Indiana texting law takes a beating

A federal appeals court has cast a dubious eye on Indiana's texting & driving law. Ruling in the case of a suspected drug trafficker pulled over for texting, the court found that "the most plausible inference from seeing a driver fiddling with his cell phone is that he is not texting" -- citing a list of other activities possible on smartphones. In the decision dated Feb. 18, the court found: "No fact perceptible to a police officer glancing into a moving car and observing the driver using a cell phone would enable the officer to determine whether it was a permitted or a forbidden … [Read more...]

Siri a winner in Nova Scotia courts

Canadian provinces continue to struggle with the specifics of their distracted driving laws. In the latest case, in Nova Scotia, the Supreme Court sided with a motorist who was ticketed for using the Siri feature on an iPhone to ask for directions. The high court ruled in late October 2015 that employing the voice-activated navigational system did not constitute "use" of the cell phone, which would be illegal. Justice Jamie Campbell said the related wording in the Nova Scotia's Motor Vehicle Act was so simple as to be unclear and behind the times. He said other provinces were more … [Read more...]

Cell phone search warrants needed

In a privacy ruling certain to affect distracted driving enforcement, the U.S. Supreme Court says police must have search warrants in order to examine the cell phones of those they arrest. The justices' cell phone ruling of June 25 said: "The police generally may not, without a warrant, search digital information on a cell phone seized from an individual who has been arrested." The Fourth Amendment ruling was seen as a pivotal decision in the broad area of digital privacy. It did not specifically address distracted driving cases but clearly would apply to them. Police who seek to … [Read more...]

N.H. justices: Reading text was reckless

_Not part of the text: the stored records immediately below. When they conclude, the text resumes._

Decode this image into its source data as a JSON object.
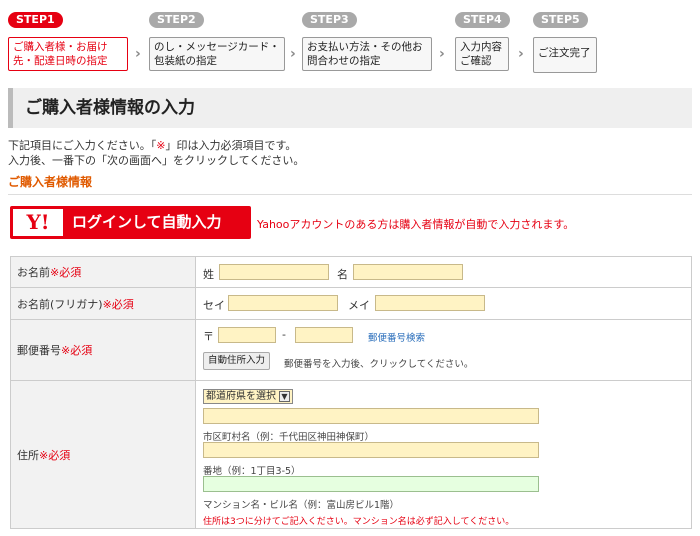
{
  "steps": [
    {
      "tag": "STEP1",
      "label": "ご購入者様・お届け先・配達日時の指定"
    },
    {
      "tag": "STEP2",
      "label": "のし・メッセージカード・包装紙の指定"
    },
    {
      "tag": "STEP3",
      "label": "お支払い方法・その他お問合わせの指定"
    },
    {
      "tag": "STEP4",
      "label": "入力内容ご確認"
    },
    {
      "tag": "STEP5",
      "label": "ご注文完了"
    }
  ],
  "page_title": "ご購入者様情報の入力",
  "intro": {
    "line1_a": "下記項目にご入力ください。「",
    "line1_mark": "※",
    "line1_b": "」印は入力必須項目です。",
    "line2": "入力後、一番下の「次の画面へ」をクリックしてください。"
  },
  "section_label": "ご購入者様情報",
  "yahoo": {
    "logo": "Y!",
    "button": "ログインして自動入力",
    "note": "Yahooアカウントのある方は購入者情報が自動で入力されます。"
  },
  "form": {
    "required": "※必須",
    "name": {
      "label": "お名前",
      "sei": "姓",
      "mei": "名"
    },
    "kana": {
      "label": "お名前(フリガナ)",
      "sei": "セイ",
      "mei": "メイ"
    },
    "zip": {
      "label": "郵便番号",
      "prefix": "〒",
      "dash": "-",
      "search_link": "郵便番号検索",
      "auto_button": "自動住所入力",
      "auto_note": "郵便番号を入力後、クリックしてください。"
    },
    "address": {
      "label": "住所",
      "pref_select": "都道府県を選択",
      "city_hint": "市区町村名（例：千代田区神田神保町）",
      "street_hint": "番地（例：1丁目3-5）",
      "building_hint": "マンション名・ビル名（例：富山房ビル1階）",
      "note": "住所は3つに分けてご記入ください。マンション名は必ず記入してください。"
    }
  }
}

The New Hampshire Supreme Court has upheld the conviction of a man sent to prison for reckless driving while reading a text message. The resulting wreck left a teenager riding in another vehicle with brain damage. Chad Belleville was found guity of second-degree assault after he admitted to reading the text while his southbound SUV crossed the median and hit two northbound vehicles, leaving the boy with brain damage. Justice Carol Ann Conboy, left, wrote Feb. 11 that Belleville's driving on Dec. 23, 2010, was a "gross deviation from the conduct of a law-abiding citizen." He remains … [Read more...]

Google Glass ticket thrown out

A California tech tester who was stopped and cited for using Google Glass has beaten the rap. A San Diego court officer said he found no evidence that Cecilia Abadie was using the new visual technology just before she was stopped for speeding. The ticket was for using a "monitor" while driving, not for a violation of cell phone or texting laws. The court commissioner did say "falls within the purview and intent" of state law against using a video monitor, however. California permits hands-free cell phone use and texting for adult drivers. Abadie wore the glasses while talking with … [Read more...]